June 10, 2010
For the first time, astronomers have been able to directly follow the motion of an exoplanet as it moves from one side of its host star to the other. The planet has the smallest orbit so far of all directly imaged exoplanets, lying almost as close to its parent star as Saturn is to the Sun. Scientists believe that it may have formed in a similar way to the giant planets in the solar system. Because the star is so young, this discovery proves that gas giant planets can form within disks in only a few million years, a short time in cosmic terms.
Only 12 million years old, or less than three-thousandths of the age of the Sun, Beta Pictoris is 75 percent more massive than our parent star. It is located about 60 light-years away toward the constellation Pictor the Painter, and it is one of the best-known examples of a star surrounded by a dusty debris disk. Earlier observations showed a warp of the disk, a secondary inclined disk, and comets falling onto the star. "Those were indirect, but telltale signs that strongly suggested the presence of a massive planet, and our new observations now definitively prove this," said Anne-Marie Lagrange from Laboratoire d'AstrOphysique de Grenoble (LAOG), France. "Because the star is so young, our results prove that giant planets can form in disks in time spans as short as a few million years."
Recent observations have shown that disks around young stars disperse within a few million years, and that giant planet formation must occur faster than previously thought. Beta Pictoris is now clear proof that this is possible.
The team used the NAOS-CONICA instrument (NACO) mounted on one of the 8.2-meter Unit Telescopes of the European Southern Observatory's (ESO) Very Large Telescope (VLT) to study the immediate surroundings of Beta Pictoris in 2003, 2008, and 2009. In 2003, a faint source inside the disk was seen, but it was not possible to exclude the remote possibility that it was a background star. In new images taken in 2008 and spring 2009, the source had disappeared. The most recent observations taken during autumn 2009 revealed the object on the other side of the disk after a period of hiding either behind or in front of the star (in which case it is hidden in the glare of the star). This confirmed that the source was an exoplanet and that it was orbiting its host star. It also provided insights into the size of its orbit around the star.
Images are available for approximately 10 exoplanets, and the planet around Beta Pictoris — designated "Beta Pictoris b" — has the smallest orbit known so far.
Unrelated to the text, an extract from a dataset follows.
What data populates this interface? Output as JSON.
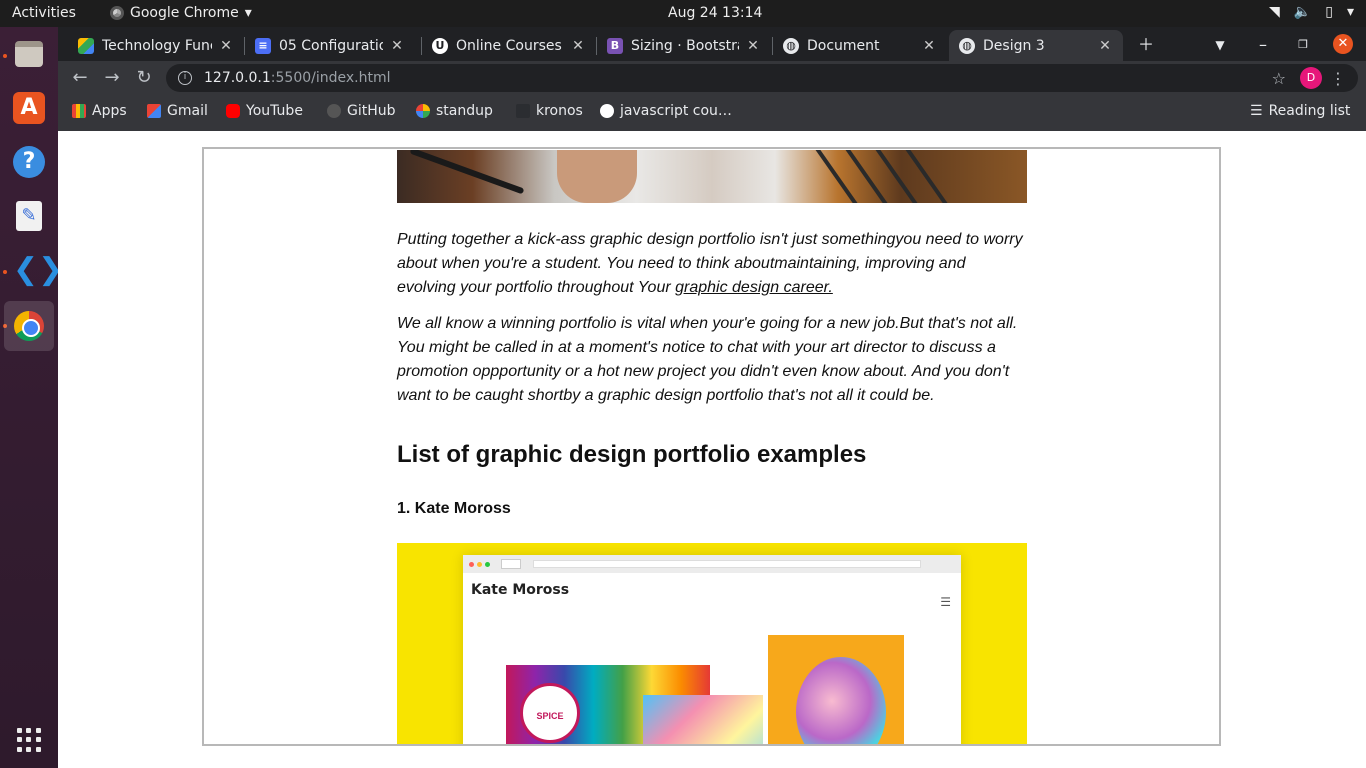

It is located at a distance between 8 and 15 times the Earth-Sun separation — or 8 to 15 astronomical units — which is about the distance of Saturn from the Sun. "The short period of the planet will allow us to record the full orbit within maybe 15 to 20 years, and further studies of Beta Pictoris b will provide invaluable insights into the physics and chemistry of a young giant planet's atmosphere," said Mickaël Bonnefoy from LAOG.
The planet has a mass of about 9 Jupiter masses and the right mass and location to explain the observed warp in the inner parts of the disk. This discovery therefore bears some similarity to the prediction of the existence of Neptune by astronomers Adams and Le Verrier in the 19th century, based on observations of the orbit of Uranus.
"Together with the planets found around the young, massive stars Fomalhaut and HR8799, the existence of Beta Pictoris b suggests that super-Jupiters could be frequent byproducts of planet formation around more massive stars," said Gaël Chauvin from LAOG.
Such planets disturb the disks around their stars, creating structures that should be readily observable with the Atacama Large Millimeter/submillimeter Array (ALMA), the revolutionary telescope being built by ESO together with international partners.
A few other planetary candidates have been imaged, but they are all located farther from their host star than Beta Pictoris b. If located in the solar system, they all would lie close to or beyond the orbit of the farthest planet, Neptune. The formation processes of these distant planets are likely to be quite different from those in our solar system and in Beta Pictoris.
"The recent direct images of exoplanets — many made by the VLT — illustrate the diversity of planetary systems," said Lagrange. "Among those, Beta Pictoris b is the most promising case of a planet that could have formed in the same way as the giant planets in our solar system."